  • Zhang F, Flickinger M, InPSYght Psychiatric Genetics Consortium, Abecasis GR, Boehnke M, Kang HM, (2019) Ancestry-agnostic estimation of DNA sample contamination from sequence reads. Genome Res. 30(2):185-194. PMCID:PMC7050530
  • Quick C, Wen X, Abecasis G, Boehnke M, Kang HM. (2020) Integrating comprehensive functional annotations to boost power and accuracy in gene-based association analysis. PLoS Genet. 16(12):e1009060. PMCID:PMC7737906
  • Kang HM, Subramaniam M, Targ S, Nguyen M, Maliskova L, Wan E, Wong S, Byrnes L, Lanata C, Gate R, Mostafavi S, Marson A, Zaitlen NA, Criswell LA, Ye CJ (2018) Multiplexing droplet-based single cell RNA-sequencing using natural genetic barcodes, Nat Biotechnol, 36(1):89. PMID: 29227470; PMCID: PMC5784859.
  • 1000 Genomes Project Consortium, Auton A, Brooks LD, Durbin RM, Garrison EP, Kang HM, Korbel JO, Marchini JL, McCarthy S, McVean GA, Abecasis GR, The 1000 Genomes Project Consortium (2015) A global reference for human genetic variation, Nature. 526(7571):68-74. PMID: 26432245; PMCID: PMC4750478.
  • Tan A, Abecasis GR, Kang HM. (2015) Unified representation of genetic variants. Bioinformatics. 31(13):2202-4. PMID: 25701572; PMCID: PMC4481842.
  • Jun G, Wing MK, Abecasis GR, Kang HM. (2015) An efficient and scalable analysis framework for variant extraction and refinement from population scale DNA sequence data., Genome Res. 25(6):918-25. PMID: 25883319; PMCID: PMC4448687
  • Jun G, Flickinger M, Hetrick KN, Romm JM, Doheny KF, Abecasis GR, Boehnke M, Kang HM. (2012) Detecting and estimating contamination of human DNA samples in sequencing and array-based genotype data. Am J Hum Genet. 91(5):839-48. PMID: 23103226; PMCID: PMC3487130.

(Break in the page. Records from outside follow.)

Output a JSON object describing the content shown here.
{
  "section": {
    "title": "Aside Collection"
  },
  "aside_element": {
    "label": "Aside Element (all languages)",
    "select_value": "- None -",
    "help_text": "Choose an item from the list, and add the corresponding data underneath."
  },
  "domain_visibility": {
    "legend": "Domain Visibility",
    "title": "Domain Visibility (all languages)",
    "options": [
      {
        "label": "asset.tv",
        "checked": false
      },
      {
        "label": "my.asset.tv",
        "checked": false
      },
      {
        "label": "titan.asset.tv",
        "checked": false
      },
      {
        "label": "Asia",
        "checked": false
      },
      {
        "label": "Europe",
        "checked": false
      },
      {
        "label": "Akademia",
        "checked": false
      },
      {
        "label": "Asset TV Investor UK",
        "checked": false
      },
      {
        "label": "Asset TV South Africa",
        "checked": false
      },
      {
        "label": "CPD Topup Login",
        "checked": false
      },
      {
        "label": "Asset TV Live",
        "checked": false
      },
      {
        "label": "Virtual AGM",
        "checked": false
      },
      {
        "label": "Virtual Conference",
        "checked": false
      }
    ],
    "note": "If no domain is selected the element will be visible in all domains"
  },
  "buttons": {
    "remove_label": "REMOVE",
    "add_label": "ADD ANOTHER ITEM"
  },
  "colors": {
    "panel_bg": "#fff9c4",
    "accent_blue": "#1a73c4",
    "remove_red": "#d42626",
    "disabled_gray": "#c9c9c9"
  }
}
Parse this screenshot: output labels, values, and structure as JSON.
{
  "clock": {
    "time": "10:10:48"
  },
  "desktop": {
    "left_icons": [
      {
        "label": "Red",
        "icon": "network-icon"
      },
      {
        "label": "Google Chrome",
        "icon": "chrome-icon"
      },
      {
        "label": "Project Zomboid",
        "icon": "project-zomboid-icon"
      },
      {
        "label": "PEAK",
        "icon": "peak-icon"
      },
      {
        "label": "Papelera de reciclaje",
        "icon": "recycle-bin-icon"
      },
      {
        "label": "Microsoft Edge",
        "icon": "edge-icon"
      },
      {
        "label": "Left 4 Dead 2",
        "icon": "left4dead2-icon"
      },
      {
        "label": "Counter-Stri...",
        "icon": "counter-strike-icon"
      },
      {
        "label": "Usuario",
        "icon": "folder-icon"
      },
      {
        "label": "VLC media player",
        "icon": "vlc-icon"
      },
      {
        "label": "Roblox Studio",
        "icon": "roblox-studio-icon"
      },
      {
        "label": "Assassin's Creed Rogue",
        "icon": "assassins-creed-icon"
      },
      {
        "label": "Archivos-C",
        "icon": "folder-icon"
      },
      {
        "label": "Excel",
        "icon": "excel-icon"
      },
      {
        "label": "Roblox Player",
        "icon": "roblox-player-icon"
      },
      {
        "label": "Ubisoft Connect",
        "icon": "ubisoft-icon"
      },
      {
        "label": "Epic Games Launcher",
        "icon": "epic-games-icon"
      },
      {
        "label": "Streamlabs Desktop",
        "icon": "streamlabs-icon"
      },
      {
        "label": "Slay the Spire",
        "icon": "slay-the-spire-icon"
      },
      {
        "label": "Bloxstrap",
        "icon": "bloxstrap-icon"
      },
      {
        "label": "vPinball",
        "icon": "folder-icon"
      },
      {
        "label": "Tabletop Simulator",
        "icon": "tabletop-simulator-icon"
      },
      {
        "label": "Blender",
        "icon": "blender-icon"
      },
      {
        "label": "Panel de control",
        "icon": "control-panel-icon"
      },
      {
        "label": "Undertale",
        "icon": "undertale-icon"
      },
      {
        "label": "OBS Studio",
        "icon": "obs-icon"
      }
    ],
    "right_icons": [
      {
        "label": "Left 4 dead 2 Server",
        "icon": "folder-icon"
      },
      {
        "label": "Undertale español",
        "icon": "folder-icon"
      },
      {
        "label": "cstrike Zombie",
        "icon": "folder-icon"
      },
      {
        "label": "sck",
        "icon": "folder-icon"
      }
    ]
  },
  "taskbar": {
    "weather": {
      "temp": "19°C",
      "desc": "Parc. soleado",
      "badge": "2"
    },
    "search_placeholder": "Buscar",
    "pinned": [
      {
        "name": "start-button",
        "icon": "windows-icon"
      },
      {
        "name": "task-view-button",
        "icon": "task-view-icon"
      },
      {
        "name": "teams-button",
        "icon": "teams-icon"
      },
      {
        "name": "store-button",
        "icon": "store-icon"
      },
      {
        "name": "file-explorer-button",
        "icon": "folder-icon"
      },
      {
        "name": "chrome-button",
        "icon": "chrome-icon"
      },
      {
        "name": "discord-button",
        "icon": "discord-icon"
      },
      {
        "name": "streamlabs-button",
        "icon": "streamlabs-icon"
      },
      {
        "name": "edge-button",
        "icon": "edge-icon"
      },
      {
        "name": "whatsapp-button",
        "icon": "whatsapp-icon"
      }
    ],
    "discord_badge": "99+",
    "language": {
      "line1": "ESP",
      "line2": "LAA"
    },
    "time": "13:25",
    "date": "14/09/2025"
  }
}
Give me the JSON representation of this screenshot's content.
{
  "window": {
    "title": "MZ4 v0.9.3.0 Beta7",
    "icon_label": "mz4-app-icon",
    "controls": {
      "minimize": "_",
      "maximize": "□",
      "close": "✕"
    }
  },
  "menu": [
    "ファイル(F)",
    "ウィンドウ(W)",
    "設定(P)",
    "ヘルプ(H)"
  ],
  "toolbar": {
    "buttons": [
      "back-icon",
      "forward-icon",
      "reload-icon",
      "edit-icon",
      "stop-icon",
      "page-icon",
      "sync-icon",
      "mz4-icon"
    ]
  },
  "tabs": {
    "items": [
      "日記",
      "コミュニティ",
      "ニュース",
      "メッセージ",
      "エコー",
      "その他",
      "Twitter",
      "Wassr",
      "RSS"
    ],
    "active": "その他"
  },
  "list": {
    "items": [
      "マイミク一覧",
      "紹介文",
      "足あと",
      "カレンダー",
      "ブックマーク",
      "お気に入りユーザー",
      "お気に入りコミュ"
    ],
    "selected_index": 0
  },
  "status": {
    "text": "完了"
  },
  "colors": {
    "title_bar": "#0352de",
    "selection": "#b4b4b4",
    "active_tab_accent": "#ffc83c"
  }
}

  • Kang HM, Sul JH, Service SK, Zaitlen NA, Kong SY, Freimer NB, Sabatti C, Eskin E (2010) Variance component model to account for sample structure in genome-wide association studies, Nat Genet 42(4):348-354. PMCID: PMC3092069